[Data records for software interfaces]
★ ★ ★ ★ ★

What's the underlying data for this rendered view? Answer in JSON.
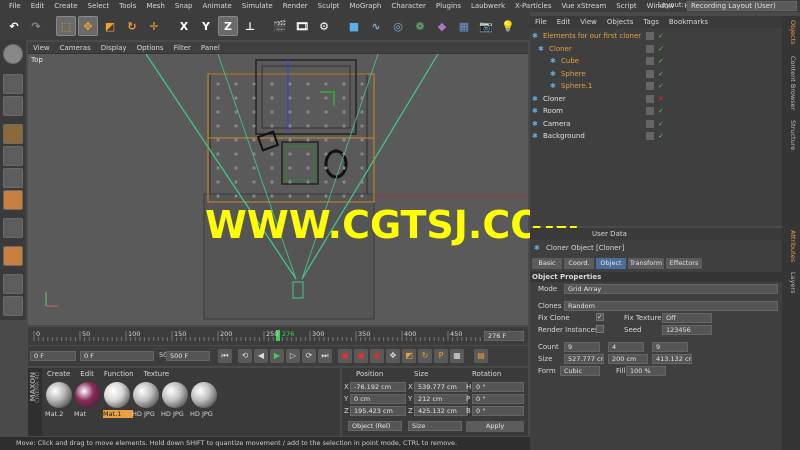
{
  "menubar": {
    "items": [
      "File",
      "Edit",
      "Create",
      "Select",
      "Tools",
      "Mesh",
      "Snap",
      "Animate",
      "Simulate",
      "Render",
      "Sculpt",
      "MoGraph",
      "Character",
      "Plugins",
      "Laubwerk",
      "X-Particles",
      "Vue xStream",
      "Script",
      "Window",
      "Help"
    ],
    "layout_label": "Layout:",
    "layout_value": "Recording Layout (User)"
  },
  "toolbar": {
    "axis_x": "X",
    "axis_y": "Y",
    "axis_z": "Z"
  },
  "viewport": {
    "menu": [
      "View",
      "Cameras",
      "Display",
      "Options",
      "Filter",
      "Panel"
    ],
    "label": "Top"
  },
  "watermark": "WWW.CGTSJ.COM",
  "timeline": {
    "ticks": [
      "0",
      "50",
      "100",
      "150",
      "200",
      "250",
      "300",
      "350",
      "400",
      "450"
    ],
    "current": "276",
    "end_value": "276 F"
  },
  "transport": {
    "start": "0 F",
    "field2": "0 F",
    "field3": "500 F",
    "end": "500 F"
  },
  "materials": {
    "menu": [
      "Create",
      "Edit",
      "Function",
      "Texture"
    ],
    "items": [
      {
        "label": "Mat.2",
        "color": "#b8b8b8"
      },
      {
        "label": "Mat",
        "color": "#8a2a5a"
      },
      {
        "label": "Mat.1",
        "color": "#d8d8d8"
      },
      {
        "label": "HD JPG",
        "color": "#c0c0c0"
      },
      {
        "label": "HD JPG",
        "color": "#c0c0c0"
      },
      {
        "label": "HD JPG",
        "color": "#c0c0c0"
      }
    ],
    "brand_top": "MAXON",
    "brand_bottom": "CINEMA 4D"
  },
  "coords": {
    "headers": [
      "Position",
      "Size",
      "Rotation"
    ],
    "rows": [
      {
        "axis": "X",
        "pos": "-76.192 cm",
        "saxis": "X",
        "size": "539.777 cm",
        "raxis": "H",
        "rot": "0 °"
      },
      {
        "axis": "Y",
        "pos": "0 cm",
        "saxis": "Y",
        "size": "212 cm",
        "raxis": "P",
        "rot": "0 °"
      },
      {
        "axis": "Z",
        "pos": "195.423 cm",
        "saxis": "Z",
        "size": "425.132 cm",
        "raxis": "B",
        "rot": "0 °"
      }
    ],
    "mode": "Object (Rel)",
    "size_mode": "Size",
    "apply": "Apply"
  },
  "status": "Move: Click and drag to move elements. Hold down SHIFT to quantize movement / add to the selection in point mode, CTRL to remove.",
  "objects": {
    "menu": [
      "File",
      "Edit",
      "View",
      "Objects",
      "Tags",
      "Bookmarks"
    ],
    "tree": [
      {
        "label": "Elements for our first cloner",
        "indent": 2,
        "color": "#e8a040"
      },
      {
        "label": "Cloner",
        "indent": 8,
        "color": "#e8a040"
      },
      {
        "label": "Cube",
        "indent": 20,
        "color": "#e8a040"
      },
      {
        "label": "Sphere",
        "indent": 20,
        "color": "#e8a040"
      },
      {
        "label": "Sphere.1",
        "indent": 20,
        "color": "#e8a040"
      },
      {
        "label": "Cloner",
        "indent": 2,
        "color": "#e0e0e0"
      },
      {
        "label": "Room",
        "indent": 2,
        "color": "#e0e0e0"
      },
      {
        "label": "Camera",
        "indent": 2,
        "color": "#e0e0e0"
      },
      {
        "label": "Background",
        "indent": 2,
        "color": "#e0e0e0"
      }
    ]
  },
  "attributes": {
    "header": "User Data",
    "title": "Cloner Object [Cloner]",
    "tabs": [
      "Basic",
      "Coord.",
      "Object",
      "Transform",
      "Effectors"
    ],
    "active_tab": "Object",
    "section": "Object Properties",
    "mode_label": "Mode",
    "mode_value": "Grid Array",
    "clones_label": "Clones",
    "clones_value": "Random",
    "fix_clone": "Fix Clone",
    "fix_texture_label": "Fix Texture",
    "fix_texture_value": "Off",
    "render_instances": "Render Instances",
    "seed_label": "Seed",
    "seed_value": "123456",
    "count_label": "Count",
    "count": [
      "9",
      "4",
      "9"
    ],
    "size_label": "Size",
    "size": [
      "527.777 cm",
      "200 cm",
      "413.132 cm"
    ],
    "form_label": "Form",
    "form_value": "Cubic",
    "fill_label": "Fill",
    "fill_value": "100 %"
  },
  "side_tabs": [
    "Objects",
    "Content Browser",
    "Structure",
    "Attributes",
    "Layers"
  ]
}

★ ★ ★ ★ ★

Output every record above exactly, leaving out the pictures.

What's the underlying data for this rendered view? Answer in JSON.
{
  "menubar": {
    "items": [
      "File",
      "Edit",
      "Create",
      "Select",
      "Tools",
      "Mesh",
      "Snap",
      "Animate",
      "Simulate",
      "Render",
      "Sculpt",
      "MoGraph",
      "Character",
      "Plugins",
      "Laubwerk",
      "X-Particles",
      "Vue xStream",
      "Script",
      "Window",
      "Help"
    ],
    "layout_label": "Layout:",
    "layout_value": "Recording Layout (User)"
  },
  "toolbar": {
    "axis_x": "X",
    "axis_y": "Y",
    "axis_z": "Z"
  },
  "viewport": {
    "menu": [
      "View",
      "Cameras",
      "Display",
      "Options",
      "Filter",
      "Panel"
    ],
    "label": "Top"
  },
  "watermark": "WWW.CGTSJ.COM",
  "timeline": {
    "ticks": [
      "0",
      "50",
      "100",
      "150",
      "200",
      "250",
      "300",
      "350",
      "400",
      "450"
    ],
    "current": "276",
    "end_value": "276 F"
  },
  "transport": {
    "start": "0 F",
    "field2": "0 F",
    "field3": "500 F",
    "end": "500 F"
  },
  "materials": {
    "menu": [
      "Create",
      "Edit",
      "Function",
      "Texture"
    ],
    "items": [
      {
        "label": "Mat.2",
        "color": "#b8b8b8"
      },
      {
        "label": "Mat",
        "color": "#8a2a5a"
      },
      {
        "label": "Mat.1",
        "color": "#d8d8d8"
      },
      {
        "label": "HD JPG",
        "color": "#c0c0c0"
      },
      {
        "label": "HD JPG",
        "color": "#c0c0c0"
      },
      {
        "label": "HD JPG",
        "color": "#c0c0c0"
      }
    ],
    "brand_top": "MAXON",
    "brand_bottom": "CINEMA 4D"
  },
  "coords": {
    "headers": [
      "Position",
      "Size",
      "Rotation"
    ],
    "rows": [
      {
        "axis": "X",
        "pos": "-76.192 cm",
        "saxis": "X",
        "size": "539.777 cm",
        "raxis": "H",
        "rot": "0 °"
      },
      {
        "axis": "Y",
        "pos": "0 cm",
        "saxis": "Y",
        "size": "212 cm",
        "raxis": "P",
        "rot": "0 °"
      },
      {
        "axis": "Z",
        "pos": "195.423 cm",
        "saxis": "Z",
        "size": "425.132 cm",
        "raxis": "B",
        "rot": "0 °"
      }
    ],
    "mode": "Object (Rel)",
    "size_mode": "Size",
    "apply": "Apply"
  },
  "status": "Move: Click and drag to move elements. Hold down SHIFT to quantize movement / add to the selection in point mode, CTRL to remove.",
  "objects": {
    "menu": [
      "File",
      "Edit",
      "View",
      "Objects",
      "Tags",
      "Bookmarks"
    ],
    "tree": [
      {
        "label": "Elements for our first cloner",
        "indent": 2,
        "color": "#e8a040"
      },
      {
        "label": "Cloner",
        "indent": 8,
        "color": "#e8a040"
      },
      {
        "label": "Cube",
        "indent": 20,
        "color": "#e8a040"
      },
      {
        "label": "Sphere",
        "indent": 20,
        "color": "#e8a040"
      },
      {
        "label": "Sphere.1",
        "indent": 20,
        "color": "#e8a040"
      },
      {
        "label": "Cloner",
        "indent": 2,
        "color": "#e0e0e0"
      },
      {
        "label": "Room",
        "indent": 2,
        "color": "#e0e0e0"
      },
      {
        "label": "Camera",
        "indent": 2,
        "color": "#e0e0e0"
      },
      {
        "label": "Background",
        "indent": 2,
        "color": "#e0e0e0"
      }
    ]
  },
  "attributes": {
    "header": "User Data",
    "title": "Cloner Object [Cloner]",
    "tabs": [
      "Basic",
      "Coord.",
      "Object",
      "Transform",
      "Effectors"
    ],
    "active_tab": "Object",
    "section": "Object Properties",
    "mode_label": "Mode",
    "mode_value": "Grid Array",
    "clones_label": "Clones",
    "clones_value": "Random",
    "fix_clone": "Fix Clone",
    "fix_texture_label": "Fix Texture",
    "fix_texture_value": "Off",
    "render_instances": "Render Instances",
    "seed_label": "Seed",
    "seed_value": "123456",
    "count_label": "Count",
    "count": [
      "9",
      "4",
      "9"
    ],
    "size_label": "Size",
    "size": [
      "527.777 cm",
      "200 cm",
      "413.132 cm"
    ],
    "form_label": "Form",
    "form_value": "Cubic",
    "fill_label": "Fill",
    "fill_value": "100 %"
  },
  "side_tabs": [
    "Objects",
    "Content Browser",
    "Structure",
    "Attributes",
    "Layers"
  ]
}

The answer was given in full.